But by this time the best days of the Louisville Base Ball Club were past, with many core players having less time for baseball because of the demands of careers and families. In the thirteen months after the game against the Nationals, the Louisville Club played host to the Athletics of Philadelphia, the Atlantics of Brooklyn, the Unions of Morrisania, and the Cincinnati club that was soon to become known as the “Red Stockings.” But none of these matches were remotely close, and the Louisville public became disenchanted with the lopsided losses. Even after the loss to the Nationals, the attitude of the Daily Democrat had begun to change, and its reporter wrote that he was “disappointed” by the “poor playing” of Dickins and second baseman Walter Brooks. Subsequent defeats prompted more grumbling and led to the departure of more regulars from the “first nine” of the Louisville Base Ball Club.
John Dickins remained a fixture in the Louisville Club’s lineup in 1868, though the birth of their first son put an end to Emma’s days as a score-keeper. He also found time to umpire numerous local contests, performing his duties “in a long-tailed duster, under a sun umbrella” on one humid summer day.
The Louisville Base Ball Club barely managed to retain local supremacy in 1868, but it came as no surprise to anyone when it disbanded at the end of that season. That was also the end of any recorded connection between John W. Dickins and the sport he had helped to popularize in the South. His family continued to grow, and by 1880 he and Emma were raising six children.
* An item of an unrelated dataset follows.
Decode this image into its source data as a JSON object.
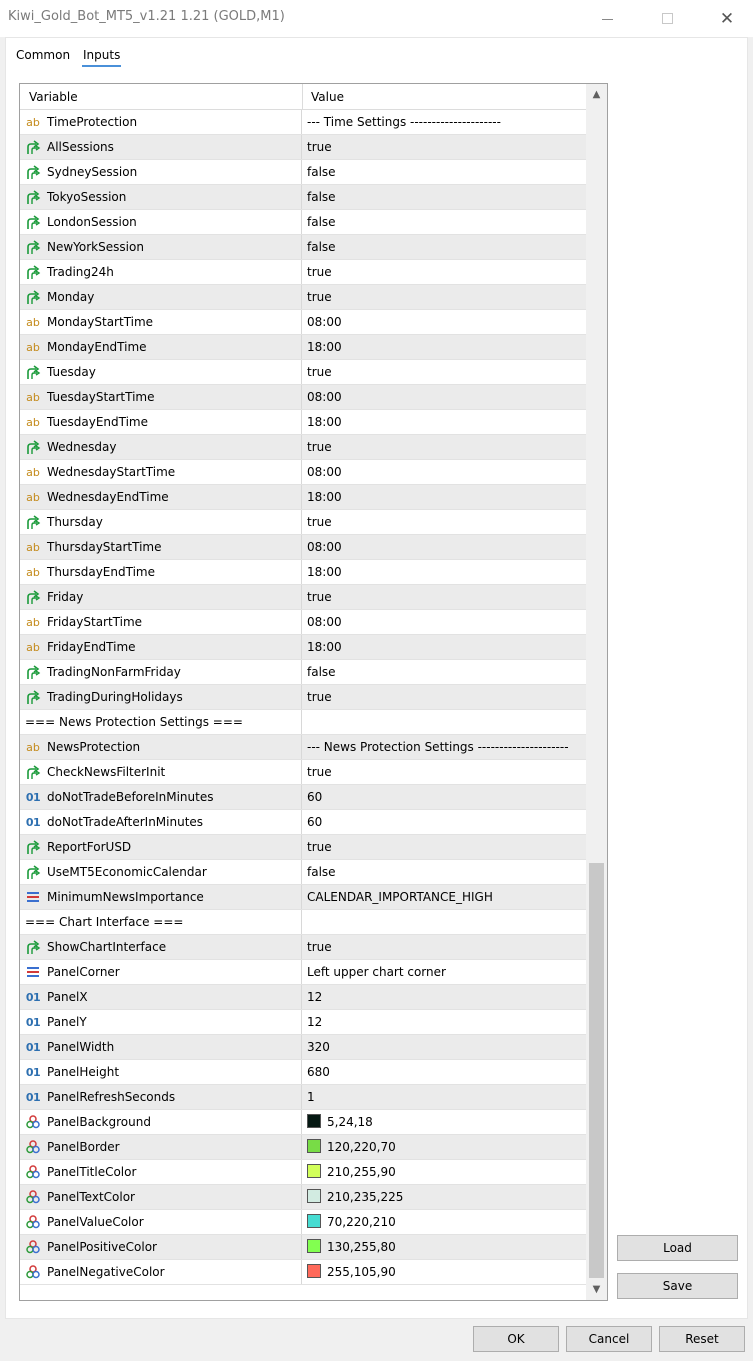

His father eventually emigrated from England and joined the household.
John Dickins remained in Louisville for the rest of his life, and in 1902 he accepted a commission in the Internal Revenue Service. Emma Dickins died at some point, and he remarried around 1898 and started a second family. He died at his Louisville home on October 17, 1916, survived by his second wife and by five children from his two marriages. By then the game he had helped to introduce to the South in the 1860s was long established, with Louisville having obtained and lost two different major league franchises. It would be fascinating to learn what Dickins thought about the many changes to baseball during those years, but alas those reflections remain unknown.
History of the Second Battalion Duryee [sic] Zouaves : One Hundred and Sixty-Fifth Regiment New York Volunteer Infantry, mustered in the United States service at Camp Washington, Staten Island, N.Y. (Salem, Mass.: Higginson Book Co., 1905); Album of the Second Battalion, Duryee [sic] Zouaves, One Hundred and Sixty-fifth Regt., New York Volunteer Infantry. (1906); LDS Film 1469056, Lancashire County Baptisms 1841-1846 from the Bishop’s Transcripts, Page 2, Entry 15; BMD Birth and Marriage Records for Lancashire County; Obituary of John W. Dickins in the Louisville Evening Post, October 19, 1916, 2; Ancestry.com. Kentucky Death Records, 1852-1953 [database on-line]. (Provo, Utah: Ancestry.com Operations Inc, 2007); Chadwick Scrapbooks; census listings and city directories; contemporaneous news coverage, as cited in notes.
 Louisville Journal, July 18, 1866, 3; Louisville Daily Democrat, July 18, 1866, 2
 Louisville Daily Democrat, July 27, 1866, 2
 Louisville Journal, August 1, 2 and 3, 1866
 Louisville Daily Democrat, August 16, 1866, 2
 Louisville Daily Democrat, August 17, 1866, 2
 Chadwick Scrapbooks, unidentified clipping
 Louisville Journal, July 18, 1867, 3
 Louisville Daily Democrat, July 18, 1867, 1
 Louisville Daily Democrat, July 21, 1868
 Louisville Evening Post, October 18, 1916, 1, and October 19, 1916, 2